By Helen Zuman
In late February, I flew to Scotland, with my husband, to learn from my ancestors. I knew that if I went far back enough I’d find humans who’d evolved along with their land, and relied on a tight tribal weave for their thrival. What, I wondered, could these ghosts teach me about tending our Beacon homestead?
Partway through the eleven-day trip—comprising a longer stay on the sacred Isle of Iona (off Scotland’s west coast, in the Inner Hebrides) and a shorter one in the Borders town of Earlston (whence my great-great-great grandfather, Robert Carter, emigrated to the States, in 1831)—I realized I’d been expecting my ancestors’ guidance to manifest as layout advice, or decorating tips: Where would they have placed the kitchen sink? For interior cladding, what material would they have picked?
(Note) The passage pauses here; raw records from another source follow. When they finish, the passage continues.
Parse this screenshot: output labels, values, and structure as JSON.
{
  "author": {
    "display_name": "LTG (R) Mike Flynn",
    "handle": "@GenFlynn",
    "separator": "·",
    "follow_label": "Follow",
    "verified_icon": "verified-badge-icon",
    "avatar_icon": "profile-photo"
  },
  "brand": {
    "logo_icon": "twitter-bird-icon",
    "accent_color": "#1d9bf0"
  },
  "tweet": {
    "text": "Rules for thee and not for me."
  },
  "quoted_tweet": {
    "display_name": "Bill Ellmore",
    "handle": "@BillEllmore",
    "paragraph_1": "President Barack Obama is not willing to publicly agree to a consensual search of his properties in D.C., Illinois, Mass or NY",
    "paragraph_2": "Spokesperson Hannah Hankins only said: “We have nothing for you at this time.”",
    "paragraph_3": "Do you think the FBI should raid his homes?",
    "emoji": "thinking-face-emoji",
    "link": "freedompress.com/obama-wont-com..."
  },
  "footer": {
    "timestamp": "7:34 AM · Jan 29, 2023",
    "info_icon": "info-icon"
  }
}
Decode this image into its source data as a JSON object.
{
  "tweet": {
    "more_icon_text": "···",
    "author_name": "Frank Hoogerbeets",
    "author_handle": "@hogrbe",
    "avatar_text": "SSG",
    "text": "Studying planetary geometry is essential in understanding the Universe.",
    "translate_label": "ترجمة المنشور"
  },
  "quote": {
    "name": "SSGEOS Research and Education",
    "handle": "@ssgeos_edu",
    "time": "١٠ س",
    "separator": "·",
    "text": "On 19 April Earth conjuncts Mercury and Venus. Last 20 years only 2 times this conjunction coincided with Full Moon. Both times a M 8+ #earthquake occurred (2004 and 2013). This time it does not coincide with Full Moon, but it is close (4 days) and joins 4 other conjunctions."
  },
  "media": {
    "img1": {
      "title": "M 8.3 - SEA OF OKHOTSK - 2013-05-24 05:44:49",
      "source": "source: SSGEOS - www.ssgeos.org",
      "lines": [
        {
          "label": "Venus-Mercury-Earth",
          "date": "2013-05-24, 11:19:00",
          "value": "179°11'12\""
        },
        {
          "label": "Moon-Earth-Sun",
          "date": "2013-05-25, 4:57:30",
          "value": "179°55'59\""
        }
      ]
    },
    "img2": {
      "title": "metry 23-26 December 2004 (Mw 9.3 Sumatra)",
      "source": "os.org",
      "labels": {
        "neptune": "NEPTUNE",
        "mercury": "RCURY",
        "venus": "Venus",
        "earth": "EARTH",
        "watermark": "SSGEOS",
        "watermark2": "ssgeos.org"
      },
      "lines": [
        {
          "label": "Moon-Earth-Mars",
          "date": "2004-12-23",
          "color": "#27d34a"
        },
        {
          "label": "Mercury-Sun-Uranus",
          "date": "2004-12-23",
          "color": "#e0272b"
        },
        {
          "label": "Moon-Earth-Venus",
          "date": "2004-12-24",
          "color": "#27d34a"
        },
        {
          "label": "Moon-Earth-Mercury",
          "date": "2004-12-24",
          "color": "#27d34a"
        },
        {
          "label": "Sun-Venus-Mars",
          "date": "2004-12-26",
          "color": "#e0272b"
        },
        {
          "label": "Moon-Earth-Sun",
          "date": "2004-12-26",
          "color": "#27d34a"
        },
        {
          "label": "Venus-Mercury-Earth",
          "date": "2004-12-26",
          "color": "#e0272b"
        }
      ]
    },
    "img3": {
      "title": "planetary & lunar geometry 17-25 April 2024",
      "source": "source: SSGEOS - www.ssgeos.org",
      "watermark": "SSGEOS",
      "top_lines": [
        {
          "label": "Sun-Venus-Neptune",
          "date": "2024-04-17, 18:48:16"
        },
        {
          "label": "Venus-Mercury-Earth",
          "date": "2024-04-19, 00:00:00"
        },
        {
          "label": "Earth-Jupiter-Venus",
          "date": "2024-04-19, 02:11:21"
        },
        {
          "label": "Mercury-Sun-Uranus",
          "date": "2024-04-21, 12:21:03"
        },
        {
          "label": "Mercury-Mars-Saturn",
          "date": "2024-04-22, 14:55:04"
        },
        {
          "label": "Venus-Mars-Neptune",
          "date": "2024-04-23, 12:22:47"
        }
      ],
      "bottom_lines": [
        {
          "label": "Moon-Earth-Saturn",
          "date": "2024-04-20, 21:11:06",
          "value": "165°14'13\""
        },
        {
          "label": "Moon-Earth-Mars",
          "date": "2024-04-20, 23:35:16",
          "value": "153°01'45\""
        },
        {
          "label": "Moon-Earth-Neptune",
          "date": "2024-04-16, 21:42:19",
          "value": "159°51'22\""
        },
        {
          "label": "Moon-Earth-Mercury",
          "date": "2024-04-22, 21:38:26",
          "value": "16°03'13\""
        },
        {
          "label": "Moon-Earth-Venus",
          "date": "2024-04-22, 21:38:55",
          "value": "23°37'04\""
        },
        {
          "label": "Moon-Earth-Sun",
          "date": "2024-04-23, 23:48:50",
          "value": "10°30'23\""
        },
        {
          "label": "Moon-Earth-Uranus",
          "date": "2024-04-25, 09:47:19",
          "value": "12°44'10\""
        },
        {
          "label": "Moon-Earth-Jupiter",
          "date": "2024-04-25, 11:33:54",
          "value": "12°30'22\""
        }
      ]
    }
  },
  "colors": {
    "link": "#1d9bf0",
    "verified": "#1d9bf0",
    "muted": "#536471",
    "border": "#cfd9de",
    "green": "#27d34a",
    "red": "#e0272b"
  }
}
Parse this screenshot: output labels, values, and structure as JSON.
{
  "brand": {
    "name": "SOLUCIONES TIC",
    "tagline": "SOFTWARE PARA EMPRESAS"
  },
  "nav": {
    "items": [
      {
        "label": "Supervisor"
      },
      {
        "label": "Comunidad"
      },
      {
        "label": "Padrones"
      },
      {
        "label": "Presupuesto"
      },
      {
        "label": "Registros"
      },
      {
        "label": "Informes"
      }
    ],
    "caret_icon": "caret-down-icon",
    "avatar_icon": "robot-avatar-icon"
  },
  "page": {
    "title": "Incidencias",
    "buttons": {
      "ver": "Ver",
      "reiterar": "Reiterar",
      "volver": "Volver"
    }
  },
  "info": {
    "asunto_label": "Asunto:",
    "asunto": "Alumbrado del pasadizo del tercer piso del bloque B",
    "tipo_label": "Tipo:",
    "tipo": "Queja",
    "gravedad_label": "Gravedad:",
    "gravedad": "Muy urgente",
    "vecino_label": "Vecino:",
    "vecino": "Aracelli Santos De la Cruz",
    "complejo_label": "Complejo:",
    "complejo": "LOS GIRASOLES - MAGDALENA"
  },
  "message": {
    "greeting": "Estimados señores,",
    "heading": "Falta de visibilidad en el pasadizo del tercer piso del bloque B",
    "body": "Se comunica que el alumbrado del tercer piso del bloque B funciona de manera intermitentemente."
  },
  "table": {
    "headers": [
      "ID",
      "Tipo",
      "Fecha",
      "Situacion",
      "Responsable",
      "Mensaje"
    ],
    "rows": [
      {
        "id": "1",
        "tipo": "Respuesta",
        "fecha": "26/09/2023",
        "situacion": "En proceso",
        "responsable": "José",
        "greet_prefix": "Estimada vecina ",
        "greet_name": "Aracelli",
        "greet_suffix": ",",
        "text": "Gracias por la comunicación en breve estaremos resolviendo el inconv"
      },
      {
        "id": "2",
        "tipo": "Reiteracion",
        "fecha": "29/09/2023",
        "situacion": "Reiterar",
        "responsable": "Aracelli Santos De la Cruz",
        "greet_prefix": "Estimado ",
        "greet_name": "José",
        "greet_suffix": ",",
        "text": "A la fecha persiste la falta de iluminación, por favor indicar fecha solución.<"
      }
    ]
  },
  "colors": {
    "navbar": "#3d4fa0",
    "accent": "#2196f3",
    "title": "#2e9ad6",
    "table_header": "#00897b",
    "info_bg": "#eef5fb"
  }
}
Even though, of course, any forbear ancient enough to have let the land shape her would have had little to say about alternatives to drywall, or the intricacies of indoor plumbing.
No, my ancestors didn’t care to kibitz about domestic details—they preferred, instead, to school me on more primal things.
Like war. And blood. And kindred.
Before visiting Scotland, I’d heard the word clan; I’d known that the Highlands, for example, harbored a vibrant fabric of MacThises and MacThats. I hadn’t heard the word kindred—which sounds, to me, like clan’s less wholesome cousin.
In my mind, clan evokes tartans, bagpipes and raucous games of horseshoes, whereas kindred summons oaths, forts, and warriors swinging claymores, in service of a fierce tangle of family ties. And, indeed, it seemed that every book I cracked about Scottish history featured round after round of alliance, invasion, reprisal, retreat: some king or chieftain, pretender or prince, was always rallying his brethren to some fresh play for honor, power, ground, revenge.
You may think these patterns outmoded; you may thank your lucky constellations that you live in a more “civilized” time. Perhaps you believe, along with Stephen Pinker, that the better angels of our nature have finally won out.
But what if the sum total of violence hasn’t fallen—what if it’s just changed form?
Nowadays—for example—the US government exercises its monopoly on brutality by chartering corporations, subsidizing petro-everything, issuing fiat money, and levying an income tax to fund a standing army. Results include ecocide and anomie at home, and rampant homicide—in the name of “national security” and “global democracy”—overseas. And we can’t opt out: sure, we have a volunteer military—but no one evades the draft of the extractive economy.
In “lawless” Scotland, on the other hand, any potentate plotting an attack had to sell his plan to the various kindreds, by showing them how they’d benefit. And, if his proposition proved rotten, he could expect to lose support. So it was hard for any one house to gain total control, or drag an entire population into anti-survival behavior. This is the upside of local, artisanal warfare.
I’m not suggesting that a clique of Beaconites raise an army to conquer Fishkill, or Glenham, or Newburgh (although I do favor replacing the federal monolith with a mess of bioregions—how about a polyculture of tiny legislatures, each comprising a tiny Senate and a tiny House?); I am wondering how it might be to commit fully, with ferocious loyalty, to those I’ve inherited or adopted as kin. To agree to be needed by an extended family, and need them, in return.
Before Robert Carter left the Scottish Borders for New York, he worked, alongside his father and older brother, as a weaver (he also taught school and, briefly, herded sheep). Wandering the streets of his hometown, in the rain, on the afternoon of my last full day in his homeland, I sensed a great absence: the thrum of people making things had yielded, it seemed, to the echo of empty sidewalks, the drone of motor vehicles plying the nearby highway. Later, having taken refuge in the dormant dining room of the Red Lion Hotel, in the hollowed-out town center, I nursed the worst cup of coffee ever and—journal open, pen in hand—listened for instructions from the spirits of my kin.
Here’s what I heard: Install a loom, in your home, so we can make things by hand again. So we can use our hands to guide yours.
Duly noted, ghosts: Once our house is complete, I’ll set up a loom in my studio, across from my desk, and invite y’all over for a weaving bee.
Helen Zuman—author, chocolatier, reweaver, walker, wife, daughter, sister, and witch—details her first (ill-starred) attempt at villaging in her memoir, Mating in Captivity (She Writes Press 2018). She lives in Beacon, NY and Black Mountain, NC, and blogs at helenzuman.com.